So, we've had our first skill pretty much code complete for about a week, with the only remaining item being that we needed to clean up our sample utterances. We thought this would be a simple task. It has not been. Specifically, the biggest problem we have is that our intents all work great when we've already launched our skill, and are maintaining an active session, but if we try to use the same utterances with the wake word and skill invocation, the rate at which Alexa properly parses our input drops from about 90% to about 25%. A good portion of those 75% of failures don't even return an error response or card - they just produce the sad "off" beep. At this point, we've tried hundreds of small tweaks to our sample utterances, trying to get things to work. We've tried paring our set of intents and utterances way down. We've tried switching fields between custom slot types and literals. Nothing seems to make it better. The really frustrating thing is that we're not colliding with OTHER Alexa functionality. It's not like Alexa is choosing one of its built in capabilities - it is choosing to do nothing at all, rather than invoke our skill. Further exacerbating this, there's absolutely no way to do automated testing of our inputs, as described in other threads. So each time we modify one small thing, hoping it will clear things up, we have to manually walk through a ton of test cases and save results into a spreadsheet, which is incredibly time consuming and not helpful for iterative development. I know we aren't the first to run into this, so how have other teams handled this? We are just about to the point where we're going to put a note in our description saying "always start engaging with us via 'launch' or 'open' requests, and go from there". That feels like it will cheapen our skill, but at this point we are out of ideas.

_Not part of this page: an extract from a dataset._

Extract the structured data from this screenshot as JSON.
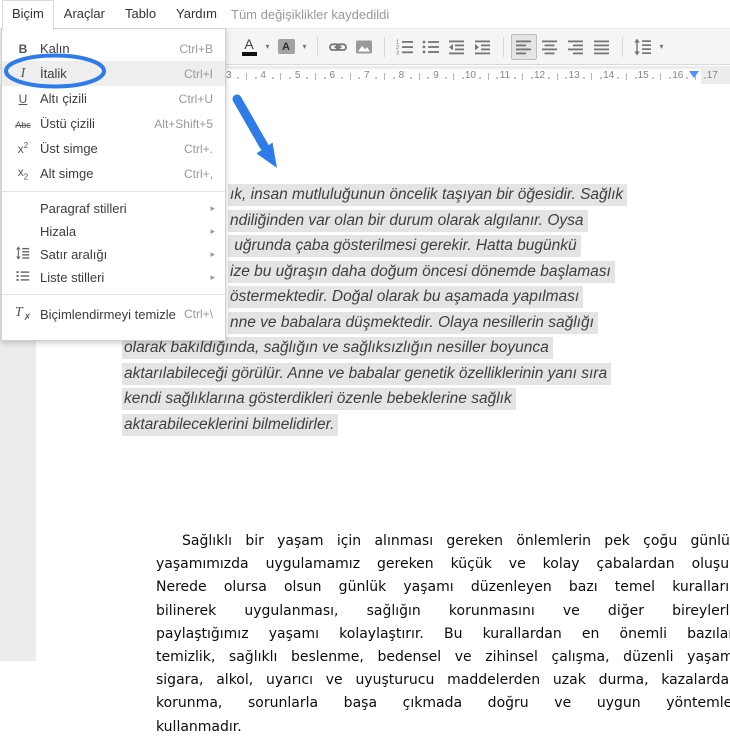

The majority of my skills are designed to run from launch and only support open invocation as an aside. But this is mainly because I am striving for immersion. I want to get the user in my skill, and keep them interested enough to stay there. They are conversational engines. The launch just starts the conversation and it goes on from there. I haven't had your specific experience, but I've mostly avoided that scenario. I'm not entirely surprised. When you are in your skill, Alexa has to parse the input based on [i]only [/i]your skilll's utterances. When it is in free form mode, it ha to parse input based on [i]EVERYTHING[/i]. The quality of voice recognition increases dramatically the more restricted the grammar. Have you considered changing your invocation phrase? If you moved it from one word to two words that might give it more of a handle to uniquely identify your skill. Or if you change it to a phonetically distinct seldom used word. For example, I have a personal test "read it back to me" skill called "xylene playback". Since "xylene" is in most dictionaries, but isn't something most people say every day, it's pretty good at recognizing it.
Hmmm, good to know that the "launch first, other intents later" approach isn't that abnormal. I was working under the assumption that all three of the required examples would have to work both from a live session and a resting state, and that we'd get dinged in certification otherwise. As for the invocation, yes, we've tried about 10 different combinations, none of which seemed to make it work any better. We changed our phrase to the most commonly misheard value according to our Alexa error cards, but each time we did that it would start mishearing our invocation as something else. It was almost as if it was actively avoiding going into our skill. In the end, our single non-English-word entry performed no better or no worse than English single words or multi-word phrases.